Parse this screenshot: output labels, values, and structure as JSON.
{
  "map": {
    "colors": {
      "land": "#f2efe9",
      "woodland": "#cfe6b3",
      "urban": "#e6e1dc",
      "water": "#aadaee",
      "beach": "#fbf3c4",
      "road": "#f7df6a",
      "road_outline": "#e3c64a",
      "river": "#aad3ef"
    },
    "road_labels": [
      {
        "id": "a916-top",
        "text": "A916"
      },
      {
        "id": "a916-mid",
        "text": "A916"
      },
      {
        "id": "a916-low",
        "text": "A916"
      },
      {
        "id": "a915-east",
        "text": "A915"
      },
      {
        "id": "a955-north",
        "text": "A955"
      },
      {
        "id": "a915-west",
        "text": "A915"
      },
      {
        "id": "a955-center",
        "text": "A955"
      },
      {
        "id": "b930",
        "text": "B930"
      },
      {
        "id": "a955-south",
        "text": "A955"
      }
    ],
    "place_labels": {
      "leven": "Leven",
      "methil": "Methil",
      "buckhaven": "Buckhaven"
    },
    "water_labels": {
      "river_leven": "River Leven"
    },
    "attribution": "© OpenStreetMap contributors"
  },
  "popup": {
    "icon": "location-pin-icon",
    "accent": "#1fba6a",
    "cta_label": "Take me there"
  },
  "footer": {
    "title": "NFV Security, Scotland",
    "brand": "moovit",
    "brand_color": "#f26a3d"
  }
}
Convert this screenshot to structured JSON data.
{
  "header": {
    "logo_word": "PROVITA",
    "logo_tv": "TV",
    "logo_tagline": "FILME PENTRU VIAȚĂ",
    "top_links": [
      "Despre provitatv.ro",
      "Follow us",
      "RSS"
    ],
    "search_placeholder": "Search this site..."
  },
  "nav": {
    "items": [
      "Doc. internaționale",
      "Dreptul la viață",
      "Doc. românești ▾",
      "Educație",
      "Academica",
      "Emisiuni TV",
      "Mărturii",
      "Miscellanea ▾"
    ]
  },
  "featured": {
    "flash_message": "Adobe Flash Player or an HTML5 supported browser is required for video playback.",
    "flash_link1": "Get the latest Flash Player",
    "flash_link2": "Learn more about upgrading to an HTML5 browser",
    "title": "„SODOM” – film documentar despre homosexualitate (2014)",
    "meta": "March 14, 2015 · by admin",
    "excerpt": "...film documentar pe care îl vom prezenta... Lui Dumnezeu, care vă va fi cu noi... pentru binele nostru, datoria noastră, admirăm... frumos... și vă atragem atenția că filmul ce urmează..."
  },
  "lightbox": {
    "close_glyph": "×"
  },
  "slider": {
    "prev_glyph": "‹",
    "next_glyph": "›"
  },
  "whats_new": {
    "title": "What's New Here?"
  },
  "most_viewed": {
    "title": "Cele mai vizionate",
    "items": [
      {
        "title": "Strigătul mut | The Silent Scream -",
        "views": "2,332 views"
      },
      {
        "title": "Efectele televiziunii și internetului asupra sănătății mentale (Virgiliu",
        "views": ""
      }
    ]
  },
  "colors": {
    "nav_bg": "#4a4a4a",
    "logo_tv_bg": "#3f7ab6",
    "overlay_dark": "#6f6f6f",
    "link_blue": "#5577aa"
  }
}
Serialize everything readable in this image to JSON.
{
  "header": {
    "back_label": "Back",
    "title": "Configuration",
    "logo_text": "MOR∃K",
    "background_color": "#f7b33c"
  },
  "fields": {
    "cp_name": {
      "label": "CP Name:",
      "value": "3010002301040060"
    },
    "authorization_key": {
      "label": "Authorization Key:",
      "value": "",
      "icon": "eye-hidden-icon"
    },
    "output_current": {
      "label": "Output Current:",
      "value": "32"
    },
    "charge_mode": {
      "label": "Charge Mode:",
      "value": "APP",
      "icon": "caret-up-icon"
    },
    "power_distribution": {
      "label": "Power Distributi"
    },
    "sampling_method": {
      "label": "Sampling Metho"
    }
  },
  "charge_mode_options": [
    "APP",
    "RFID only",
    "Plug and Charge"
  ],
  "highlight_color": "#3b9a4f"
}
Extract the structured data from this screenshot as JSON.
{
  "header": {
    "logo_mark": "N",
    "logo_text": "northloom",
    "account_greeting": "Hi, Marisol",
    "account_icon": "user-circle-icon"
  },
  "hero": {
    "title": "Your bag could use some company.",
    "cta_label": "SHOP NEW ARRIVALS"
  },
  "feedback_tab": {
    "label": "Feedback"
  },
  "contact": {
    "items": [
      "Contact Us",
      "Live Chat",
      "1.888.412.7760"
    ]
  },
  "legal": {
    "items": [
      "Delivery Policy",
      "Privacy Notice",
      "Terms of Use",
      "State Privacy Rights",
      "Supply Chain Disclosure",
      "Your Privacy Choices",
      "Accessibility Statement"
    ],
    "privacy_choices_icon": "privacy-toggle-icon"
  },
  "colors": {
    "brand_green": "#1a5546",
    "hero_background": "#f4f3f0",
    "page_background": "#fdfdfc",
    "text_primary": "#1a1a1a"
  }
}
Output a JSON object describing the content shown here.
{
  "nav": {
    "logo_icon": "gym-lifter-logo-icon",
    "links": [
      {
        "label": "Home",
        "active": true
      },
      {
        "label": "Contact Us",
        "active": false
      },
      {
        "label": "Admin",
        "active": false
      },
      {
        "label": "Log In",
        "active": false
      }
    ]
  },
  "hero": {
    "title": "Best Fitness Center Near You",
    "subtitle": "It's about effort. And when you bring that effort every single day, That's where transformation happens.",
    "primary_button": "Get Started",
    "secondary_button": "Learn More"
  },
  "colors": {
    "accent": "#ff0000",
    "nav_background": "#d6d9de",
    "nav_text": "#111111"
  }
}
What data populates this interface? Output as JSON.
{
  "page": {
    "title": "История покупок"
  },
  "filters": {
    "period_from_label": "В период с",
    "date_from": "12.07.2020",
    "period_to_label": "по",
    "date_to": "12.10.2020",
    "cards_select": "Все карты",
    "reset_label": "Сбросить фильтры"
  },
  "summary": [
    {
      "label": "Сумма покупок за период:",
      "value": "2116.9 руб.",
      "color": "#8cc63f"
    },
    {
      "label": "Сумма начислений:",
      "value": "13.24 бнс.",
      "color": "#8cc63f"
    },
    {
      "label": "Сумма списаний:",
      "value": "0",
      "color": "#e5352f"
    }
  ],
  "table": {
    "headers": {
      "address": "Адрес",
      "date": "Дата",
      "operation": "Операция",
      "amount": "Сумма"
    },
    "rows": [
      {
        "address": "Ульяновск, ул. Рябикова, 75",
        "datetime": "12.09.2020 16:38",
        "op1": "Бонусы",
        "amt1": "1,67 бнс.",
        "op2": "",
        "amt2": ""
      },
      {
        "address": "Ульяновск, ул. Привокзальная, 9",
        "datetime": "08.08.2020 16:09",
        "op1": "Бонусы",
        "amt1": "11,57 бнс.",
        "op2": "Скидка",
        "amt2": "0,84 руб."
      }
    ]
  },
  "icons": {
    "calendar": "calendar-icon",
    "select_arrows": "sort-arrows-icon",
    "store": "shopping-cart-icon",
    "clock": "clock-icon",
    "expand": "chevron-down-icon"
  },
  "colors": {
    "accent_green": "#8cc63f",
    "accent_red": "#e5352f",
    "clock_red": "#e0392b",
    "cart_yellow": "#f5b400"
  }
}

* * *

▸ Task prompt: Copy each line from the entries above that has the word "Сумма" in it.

▸ Task output:
      "label": "Сумма покупок за период:",
      "label": "Сумма начислений:",
      "label": "Сумма списаний:",
      "amount": "Сумма"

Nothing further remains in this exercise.